WORK TO COMPLETE:
Only lines containing the word "What" belong in the answer; copy each one from the records.

** DATA SECTION follows **

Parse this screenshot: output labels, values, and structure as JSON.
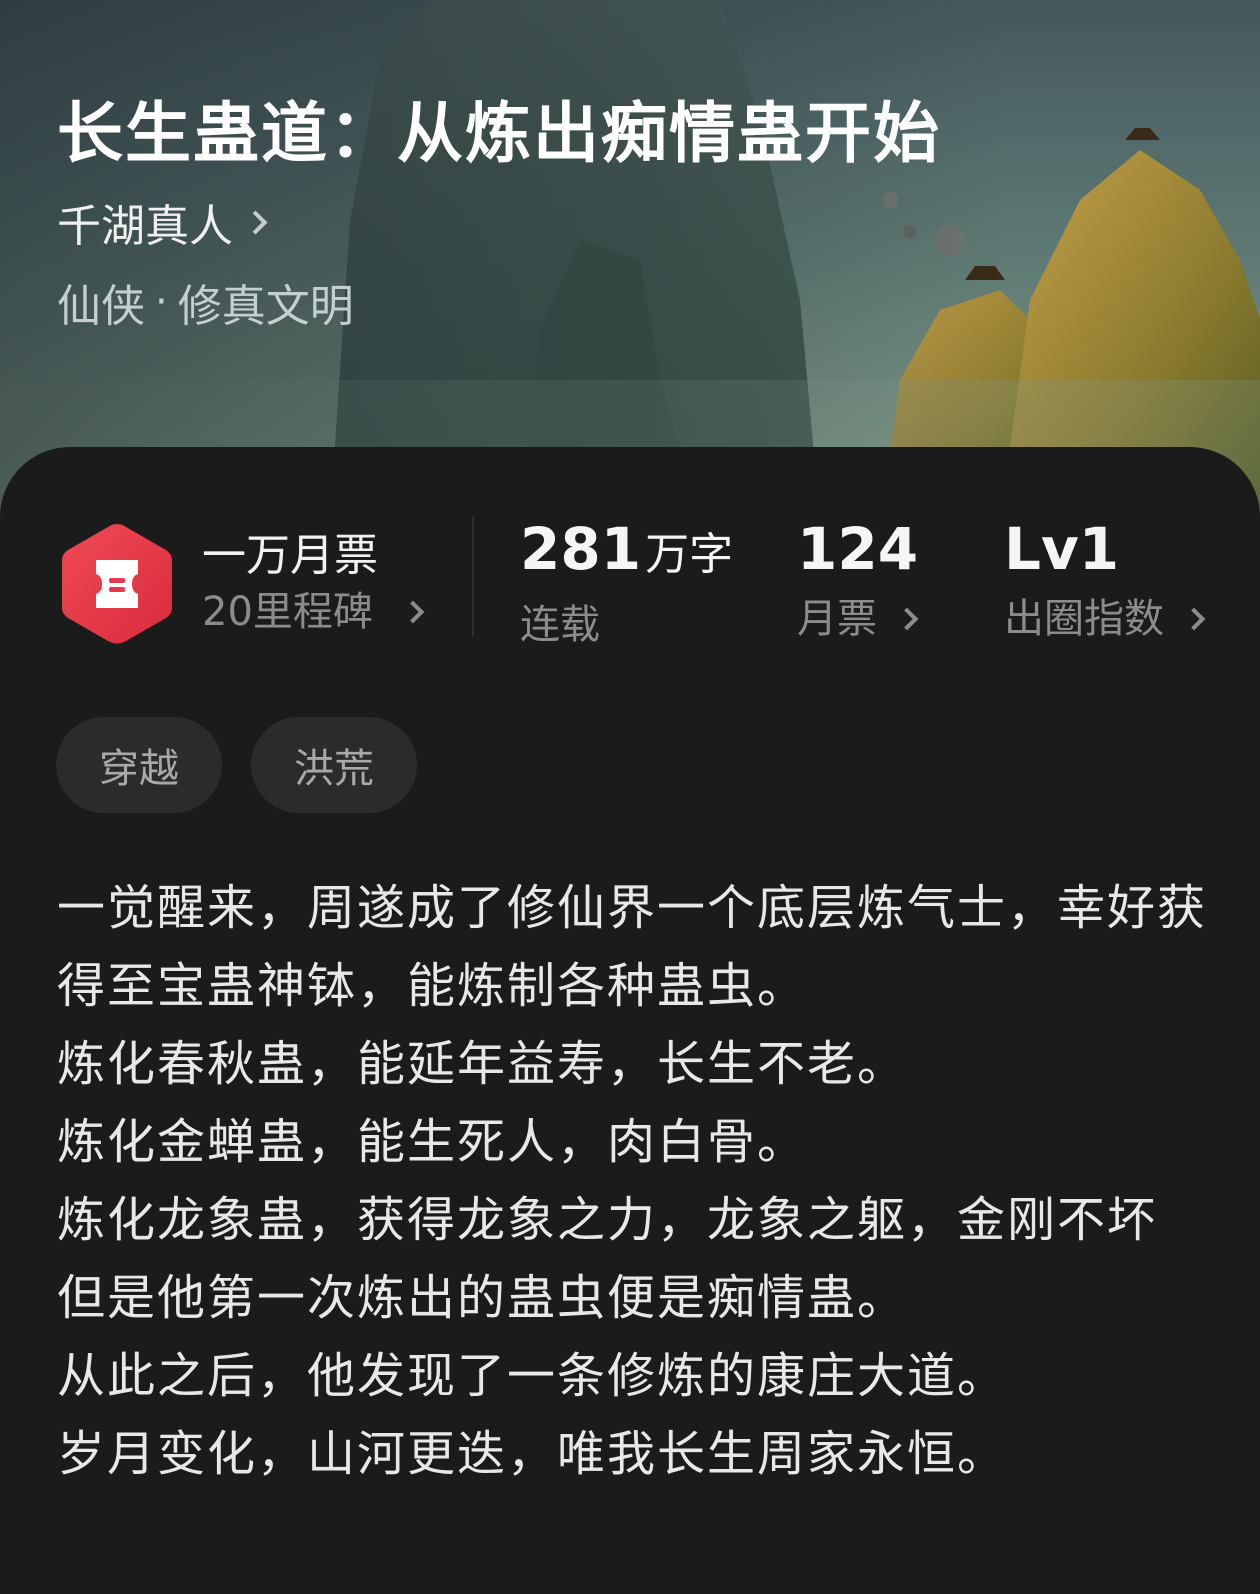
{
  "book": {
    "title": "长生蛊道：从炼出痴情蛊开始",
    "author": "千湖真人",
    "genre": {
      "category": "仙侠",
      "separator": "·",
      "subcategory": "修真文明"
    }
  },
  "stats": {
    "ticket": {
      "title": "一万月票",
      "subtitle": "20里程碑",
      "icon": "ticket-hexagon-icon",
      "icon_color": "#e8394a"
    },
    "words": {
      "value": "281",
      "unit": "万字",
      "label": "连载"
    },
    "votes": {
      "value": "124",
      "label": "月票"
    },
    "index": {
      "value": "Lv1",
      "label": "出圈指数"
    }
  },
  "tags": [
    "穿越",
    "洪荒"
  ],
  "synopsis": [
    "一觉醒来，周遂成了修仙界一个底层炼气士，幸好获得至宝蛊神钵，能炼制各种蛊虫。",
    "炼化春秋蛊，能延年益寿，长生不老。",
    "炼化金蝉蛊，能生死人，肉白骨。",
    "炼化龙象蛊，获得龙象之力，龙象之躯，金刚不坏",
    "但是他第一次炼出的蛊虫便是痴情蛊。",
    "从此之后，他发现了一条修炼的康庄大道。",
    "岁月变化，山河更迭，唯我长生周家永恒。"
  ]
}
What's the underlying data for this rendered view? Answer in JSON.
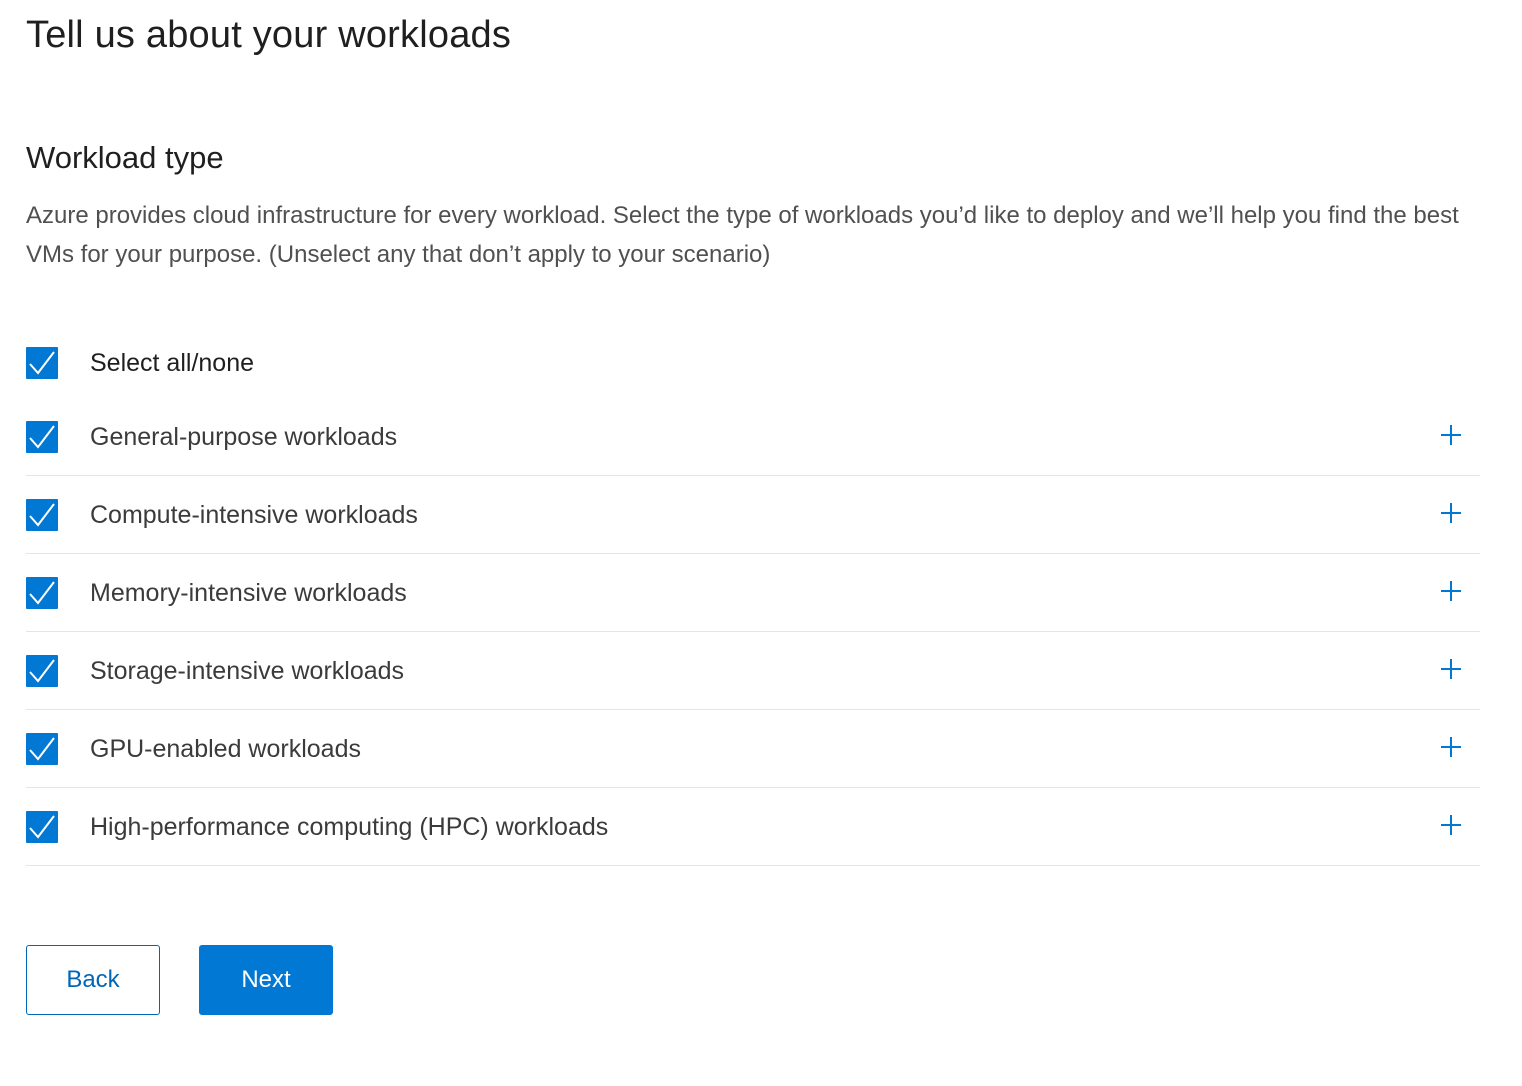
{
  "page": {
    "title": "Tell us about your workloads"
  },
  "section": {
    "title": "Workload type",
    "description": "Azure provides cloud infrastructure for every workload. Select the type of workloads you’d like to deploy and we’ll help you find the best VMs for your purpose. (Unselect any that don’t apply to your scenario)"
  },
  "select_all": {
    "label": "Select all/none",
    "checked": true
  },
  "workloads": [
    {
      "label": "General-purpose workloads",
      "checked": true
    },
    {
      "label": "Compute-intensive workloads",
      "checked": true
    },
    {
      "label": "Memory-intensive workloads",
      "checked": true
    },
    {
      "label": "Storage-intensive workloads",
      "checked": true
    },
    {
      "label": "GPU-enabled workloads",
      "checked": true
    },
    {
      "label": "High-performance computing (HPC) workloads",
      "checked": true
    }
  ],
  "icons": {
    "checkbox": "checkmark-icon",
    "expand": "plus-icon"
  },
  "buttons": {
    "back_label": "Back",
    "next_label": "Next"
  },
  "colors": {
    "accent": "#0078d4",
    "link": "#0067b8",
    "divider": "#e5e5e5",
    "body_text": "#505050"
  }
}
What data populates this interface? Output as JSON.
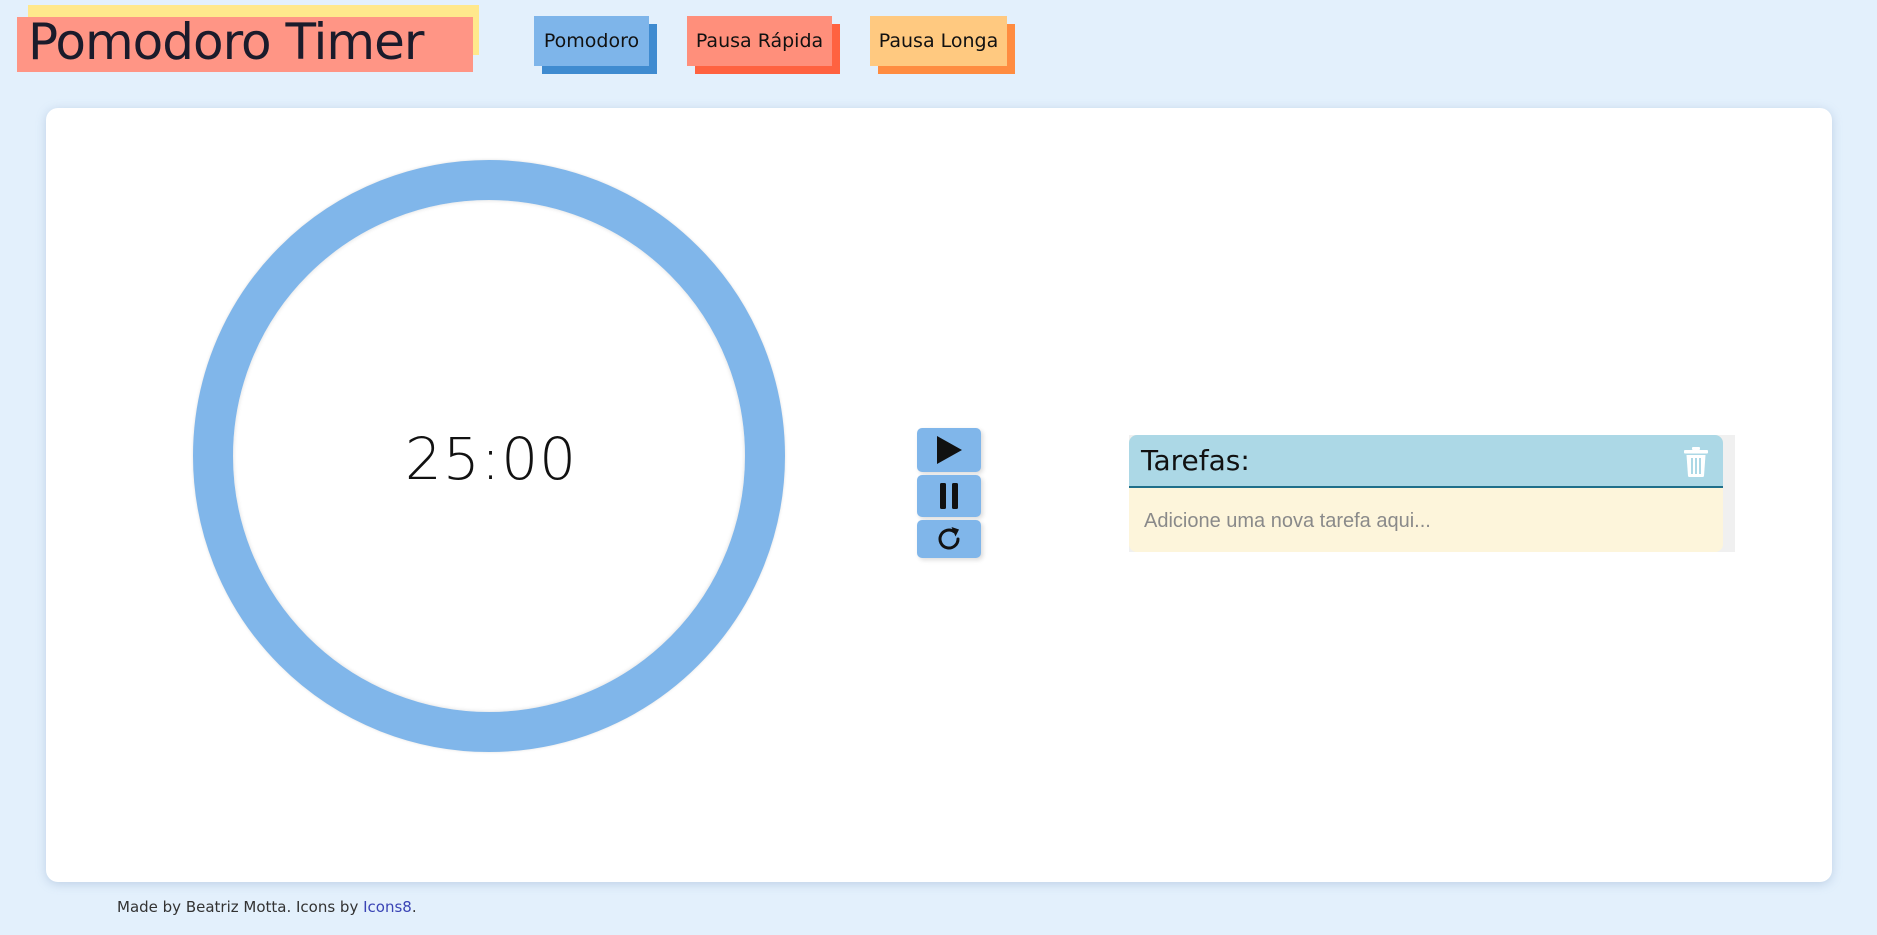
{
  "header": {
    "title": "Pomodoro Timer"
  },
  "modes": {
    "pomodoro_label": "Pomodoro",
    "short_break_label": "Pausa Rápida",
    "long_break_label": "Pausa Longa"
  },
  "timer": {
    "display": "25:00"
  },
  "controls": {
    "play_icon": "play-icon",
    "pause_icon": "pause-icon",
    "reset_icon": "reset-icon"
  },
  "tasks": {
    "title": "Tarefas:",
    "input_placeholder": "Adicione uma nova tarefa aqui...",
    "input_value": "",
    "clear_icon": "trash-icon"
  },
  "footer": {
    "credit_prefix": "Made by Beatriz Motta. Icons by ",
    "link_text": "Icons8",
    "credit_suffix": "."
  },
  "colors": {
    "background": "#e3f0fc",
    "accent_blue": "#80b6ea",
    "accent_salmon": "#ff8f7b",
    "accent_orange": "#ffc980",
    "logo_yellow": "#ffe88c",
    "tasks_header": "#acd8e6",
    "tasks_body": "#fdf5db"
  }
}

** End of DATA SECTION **

EXERCISE OUTPUT:
What's the underlying data for this rendered view? Answer in JSON.
What data populates this interface? Output as JSON.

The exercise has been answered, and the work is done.